[Data provided]
..............................
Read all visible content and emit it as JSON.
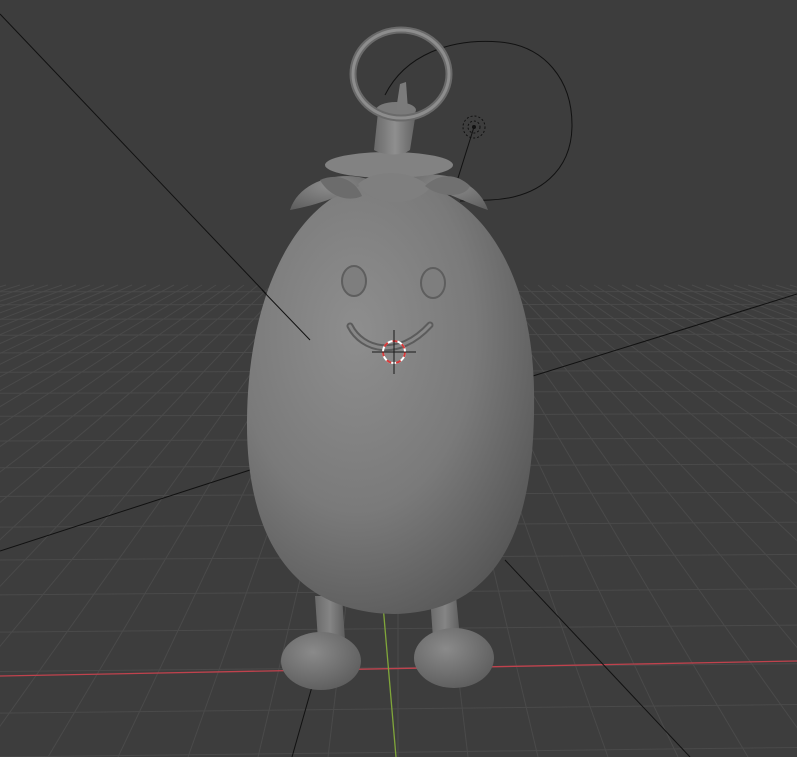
{
  "viewport": {
    "background": "#3d3d3d",
    "grid_color": "#4a4a4a",
    "x_axis_color": "#c0424d",
    "y_axis_color": "#80a63a"
  },
  "scene": {
    "object": "eggplant-keychain",
    "body_color": "#7b7b7b",
    "light": "point-light",
    "camera_lines": "black"
  },
  "icons": [
    "3d-cursor-icon",
    "light-icon"
  ]
}
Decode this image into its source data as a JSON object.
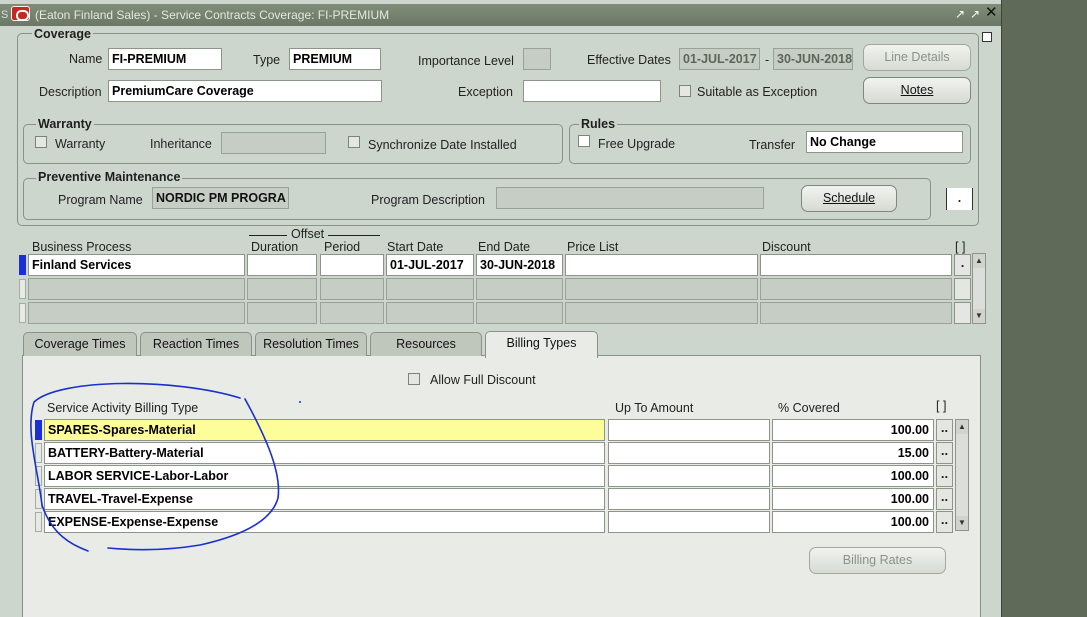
{
  "window": {
    "title": "(Eaton Finland Sales) - Service Contracts Coverage:  FI-PREMIUM",
    "left_edge_char": "S",
    "controls": [
      "↗",
      "↗",
      "✕"
    ]
  },
  "coverage": {
    "title": "Coverage",
    "name_label": "Name",
    "name_value": "FI-PREMIUM",
    "type_label": "Type",
    "type_value": "PREMIUM",
    "importance_label": "Importance Level",
    "importance_value": "",
    "effective_label": "Effective Dates",
    "effective_start": "01-JUL-2017",
    "effective_sep": "-",
    "effective_end": "30-JUN-2018",
    "line_details_label": "Line Details",
    "description_label": "Description",
    "description_value": "PremiumCare Coverage",
    "exception_label": "Exception",
    "exception_value": "",
    "suitable_label": "Suitable as Exception",
    "notes_label": "Notes"
  },
  "warranty": {
    "title": "Warranty",
    "warranty_label": "Warranty",
    "inheritance_label": "Inheritance",
    "inheritance_value": "",
    "sync_label": "Synchronize Date Installed"
  },
  "rules": {
    "title": "Rules",
    "free_upgrade_label": "Free Upgrade",
    "transfer_label": "Transfer",
    "transfer_value": "No Change"
  },
  "pm": {
    "title": "Preventive Maintenance",
    "program_name_label": "Program Name",
    "program_name_value": "NORDIC PM PROGRA",
    "program_desc_label": "Program Description",
    "program_desc_value": "",
    "schedule_label": "Schedule",
    "dot_label": "."
  },
  "process_table": {
    "offset_label": "Offset",
    "headers": {
      "business_process": "Business Process",
      "duration": "Duration",
      "period": "Period",
      "start_date": "Start Date",
      "end_date": "End Date",
      "price_list": "Price List",
      "discount": "Discount",
      "folder": "[ ]"
    },
    "rows": [
      {
        "business_process": "Finland Services",
        "duration": "",
        "period": "",
        "start_date": "01-JUL-2017",
        "end_date": "30-JUN-2018",
        "price_list": "",
        "discount": "",
        "dot": "."
      },
      {
        "business_process": "",
        "duration": "",
        "period": "",
        "start_date": "",
        "end_date": "",
        "price_list": "",
        "discount": "",
        "dot": ""
      },
      {
        "business_process": "",
        "duration": "",
        "period": "",
        "start_date": "",
        "end_date": "",
        "price_list": "",
        "discount": "",
        "dot": ""
      }
    ]
  },
  "tabs": [
    {
      "label": "Coverage Times"
    },
    {
      "label": "Reaction Times"
    },
    {
      "label": "Resolution Times"
    },
    {
      "label": "Resources"
    },
    {
      "label": "Billing Types"
    }
  ],
  "billing": {
    "allow_full_discount_label": "Allow Full Discount",
    "headers": {
      "billing_type": "Service Activity Billing Type",
      "up_to_amount": "Up To Amount",
      "pct_covered": "% Covered",
      "folder": "[ ]"
    },
    "rows": [
      {
        "billing_type": "SPARES-Spares-Material",
        "up_to_amount": "",
        "pct_covered": "100.00",
        "dots": ".."
      },
      {
        "billing_type": "BATTERY-Battery-Material",
        "up_to_amount": "",
        "pct_covered": "15.00",
        "dots": ".."
      },
      {
        "billing_type": "LABOR SERVICE-Labor-Labor",
        "up_to_amount": "",
        "pct_covered": "100.00",
        "dots": ".."
      },
      {
        "billing_type": "TRAVEL-Travel-Expense",
        "up_to_amount": "",
        "pct_covered": "100.00",
        "dots": ".."
      },
      {
        "billing_type": "EXPENSE-Expense-Expense",
        "up_to_amount": "",
        "pct_covered": "100.00",
        "dots": ".."
      }
    ],
    "billing_rates_label": "Billing Rates"
  },
  "colors": {
    "window_bg": "#cdd6cc",
    "desktop_bg": "#5f6b58",
    "active_row": "#fdfd9a",
    "record_indicator": "#1a2fd6",
    "annotation": "#1b2fd0"
  }
}
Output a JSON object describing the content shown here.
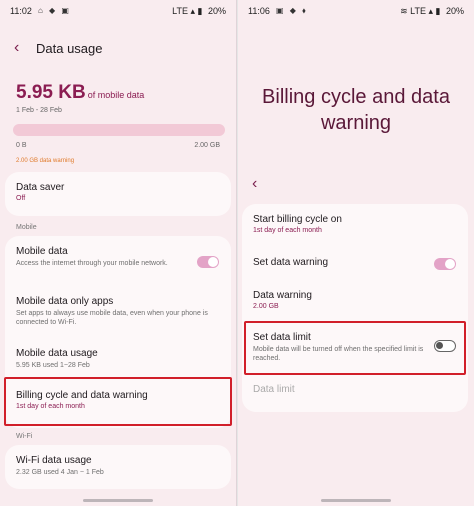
{
  "left": {
    "status": {
      "time": "11:02",
      "icons": "⌂ ◆ ▣",
      "right_icons": "LTE ▴ ▮",
      "battery": "20%"
    },
    "title": "Data usage",
    "usage_value": "5.95 KB",
    "usage_suffix": "of mobile data",
    "date_range": "1 Feb - 28 Feb",
    "usage_fraction": 0.0,
    "axis_min": "0 B",
    "axis_max": "2.00 GB",
    "warning_label": "2.00 GB data warning",
    "data_saver": {
      "title": "Data saver",
      "value": "Off"
    },
    "section_mobile": "Mobile",
    "mobile_data": {
      "title": "Mobile data",
      "desc": "Access the internet through your mobile network.",
      "toggle_on": true
    },
    "mobile_data_only_apps": {
      "title": "Mobile data only apps",
      "desc": "Set apps to always use mobile data, even when your phone is connected to Wi-Fi."
    },
    "mobile_data_usage": {
      "title": "Mobile data usage",
      "desc": "5.95 KB used 1−28 Feb"
    },
    "billing": {
      "title": "Billing cycle and data warning",
      "value": "1st day of each month"
    },
    "section_wifi": "Wi-Fi",
    "wifi_usage": {
      "title": "Wi-Fi data usage",
      "desc": "2.32 GB used 4 Jan − 1 Feb"
    }
  },
  "right": {
    "status": {
      "time": "11:06",
      "icons": "▣ ◆ ⬧",
      "right_icons": "≋ LTE ▴ ▮",
      "battery": "20%"
    },
    "title": "Billing cycle and data warning",
    "start_cycle": {
      "title": "Start billing cycle on",
      "value": "1st day of each month"
    },
    "set_warning": {
      "title": "Set data warning",
      "toggle_on": true
    },
    "data_warning": {
      "title": "Data warning",
      "value": "2.00 GB"
    },
    "set_limit": {
      "title": "Set data limit",
      "desc": "Mobile data will be turned off when the specified limit is reached.",
      "toggle_on": false
    },
    "data_limit": {
      "title": "Data limit"
    }
  },
  "colors": {
    "accent": "#8b1d52",
    "highlight": "#d11f2a",
    "toggle_on": "#e3a3c7",
    "background": "#f9ecef"
  },
  "icons": [
    "back-arrow-icon",
    "wifi-icon",
    "signal-icon",
    "battery-icon"
  ]
}
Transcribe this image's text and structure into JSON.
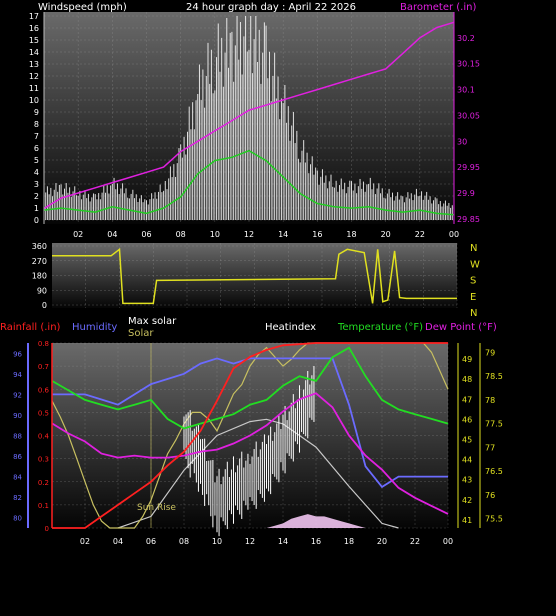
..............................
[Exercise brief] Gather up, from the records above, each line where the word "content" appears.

[Solution to this problem]
Read all visible content and emit it as JSON.
Output a JSON object describing the content shown here.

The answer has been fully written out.